Built in 326 AD by a senior indian monk named Huili, Lingyin Monastery, or the Monastery of Soul’s Retreat, is one of China’s largest temple complexes. It has been destroyed 16 times in its long and checkered history. The Great Hall is a mix of late Qing and early Yuan Dynasty relics, with a few more recent additions too. And now, it is very much a working monastery.
The temple is located in a long, narrow valley between two peaks. A red wall in the middle of the valley seems to lengthen the distance, adding to the mystery of the monastery, which seems to be hidden. Hence the name, the "Monastery of Sole’s Retreat"
The Mahayana Hall of Lingyin Monastery houses China’s largest wooden sculpture of the Sleeping Buddha, which stands 9.1 meters in height. Including the lotus seat and the top of Buddhist Glory, the entire statue measures 19.6 meters in height.
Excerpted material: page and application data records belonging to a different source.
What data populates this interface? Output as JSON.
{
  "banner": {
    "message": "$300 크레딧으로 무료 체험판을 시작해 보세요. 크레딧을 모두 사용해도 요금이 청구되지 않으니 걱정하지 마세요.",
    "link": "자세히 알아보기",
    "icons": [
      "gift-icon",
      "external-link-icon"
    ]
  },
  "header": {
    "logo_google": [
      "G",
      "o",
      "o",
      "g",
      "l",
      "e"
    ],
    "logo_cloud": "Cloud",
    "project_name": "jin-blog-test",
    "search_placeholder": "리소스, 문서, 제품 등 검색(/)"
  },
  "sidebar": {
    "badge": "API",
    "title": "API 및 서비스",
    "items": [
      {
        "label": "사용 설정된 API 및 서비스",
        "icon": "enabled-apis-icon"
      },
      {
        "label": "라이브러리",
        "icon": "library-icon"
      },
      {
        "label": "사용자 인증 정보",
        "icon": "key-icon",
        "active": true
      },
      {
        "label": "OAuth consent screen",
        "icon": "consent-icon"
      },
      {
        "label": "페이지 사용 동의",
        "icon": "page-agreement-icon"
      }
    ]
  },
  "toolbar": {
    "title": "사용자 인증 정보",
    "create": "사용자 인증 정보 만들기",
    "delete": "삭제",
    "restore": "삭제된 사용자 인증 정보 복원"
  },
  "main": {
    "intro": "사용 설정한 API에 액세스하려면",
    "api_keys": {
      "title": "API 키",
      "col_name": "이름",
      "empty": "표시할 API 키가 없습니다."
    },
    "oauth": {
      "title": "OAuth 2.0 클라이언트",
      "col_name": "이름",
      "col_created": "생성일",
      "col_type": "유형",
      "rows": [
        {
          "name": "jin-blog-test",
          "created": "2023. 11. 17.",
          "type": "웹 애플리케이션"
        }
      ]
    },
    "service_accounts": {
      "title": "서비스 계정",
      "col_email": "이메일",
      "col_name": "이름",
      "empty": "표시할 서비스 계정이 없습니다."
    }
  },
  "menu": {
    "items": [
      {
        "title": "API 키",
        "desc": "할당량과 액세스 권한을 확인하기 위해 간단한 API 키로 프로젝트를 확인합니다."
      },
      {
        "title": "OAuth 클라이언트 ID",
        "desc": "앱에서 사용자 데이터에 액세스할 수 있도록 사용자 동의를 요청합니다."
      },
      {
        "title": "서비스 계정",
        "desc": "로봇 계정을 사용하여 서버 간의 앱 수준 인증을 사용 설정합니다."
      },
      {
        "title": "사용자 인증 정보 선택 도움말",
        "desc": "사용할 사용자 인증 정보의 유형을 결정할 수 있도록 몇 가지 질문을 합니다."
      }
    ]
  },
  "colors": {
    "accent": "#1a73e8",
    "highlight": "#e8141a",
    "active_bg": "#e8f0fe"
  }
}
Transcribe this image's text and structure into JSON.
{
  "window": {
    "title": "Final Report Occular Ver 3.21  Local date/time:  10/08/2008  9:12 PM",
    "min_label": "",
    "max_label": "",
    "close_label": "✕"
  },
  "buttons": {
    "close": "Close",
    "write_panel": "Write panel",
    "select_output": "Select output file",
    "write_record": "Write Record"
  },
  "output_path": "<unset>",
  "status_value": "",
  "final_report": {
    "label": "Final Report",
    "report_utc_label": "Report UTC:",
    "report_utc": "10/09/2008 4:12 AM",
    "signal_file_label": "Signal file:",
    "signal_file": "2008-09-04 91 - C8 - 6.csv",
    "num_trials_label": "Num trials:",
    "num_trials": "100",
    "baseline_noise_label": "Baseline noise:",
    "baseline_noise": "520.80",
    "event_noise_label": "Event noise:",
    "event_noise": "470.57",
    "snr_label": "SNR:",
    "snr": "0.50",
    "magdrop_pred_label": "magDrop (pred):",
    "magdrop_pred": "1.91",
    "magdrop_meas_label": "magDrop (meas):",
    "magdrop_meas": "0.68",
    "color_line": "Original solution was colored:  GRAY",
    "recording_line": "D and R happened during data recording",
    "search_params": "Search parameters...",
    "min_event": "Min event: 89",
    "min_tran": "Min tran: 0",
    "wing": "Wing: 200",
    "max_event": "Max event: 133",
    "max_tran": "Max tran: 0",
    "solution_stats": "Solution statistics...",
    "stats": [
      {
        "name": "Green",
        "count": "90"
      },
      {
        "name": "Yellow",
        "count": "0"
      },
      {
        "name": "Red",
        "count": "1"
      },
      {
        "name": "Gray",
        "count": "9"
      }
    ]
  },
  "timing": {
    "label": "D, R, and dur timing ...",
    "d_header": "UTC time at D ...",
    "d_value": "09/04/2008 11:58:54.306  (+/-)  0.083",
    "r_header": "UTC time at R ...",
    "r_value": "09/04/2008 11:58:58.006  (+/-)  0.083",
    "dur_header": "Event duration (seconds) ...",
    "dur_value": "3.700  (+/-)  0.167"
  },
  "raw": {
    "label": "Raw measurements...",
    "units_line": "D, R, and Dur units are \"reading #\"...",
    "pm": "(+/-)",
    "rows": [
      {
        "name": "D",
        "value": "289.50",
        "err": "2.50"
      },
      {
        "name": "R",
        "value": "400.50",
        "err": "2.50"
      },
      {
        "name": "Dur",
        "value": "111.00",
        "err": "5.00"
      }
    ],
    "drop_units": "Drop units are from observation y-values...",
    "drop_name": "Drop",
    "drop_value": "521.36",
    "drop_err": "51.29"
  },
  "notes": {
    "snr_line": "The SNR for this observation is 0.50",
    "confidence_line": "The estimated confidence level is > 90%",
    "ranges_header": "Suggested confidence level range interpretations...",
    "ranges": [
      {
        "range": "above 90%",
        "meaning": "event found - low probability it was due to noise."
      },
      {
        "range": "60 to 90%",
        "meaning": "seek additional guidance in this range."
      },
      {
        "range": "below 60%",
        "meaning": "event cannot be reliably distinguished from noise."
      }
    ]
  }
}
In front of the monastery, there are Feilai Peak, Cold Spring, Longhong Cave, precious rock cave arts, queer and varied natural caves and gullies. Inside the caves of the Flown Over Peak are 470 Buddhist statues sculpted during the Five Dynasties, Song and Yuan dynasties (907-1368). They are the most famous of the Esoteric Buddhist statues in China.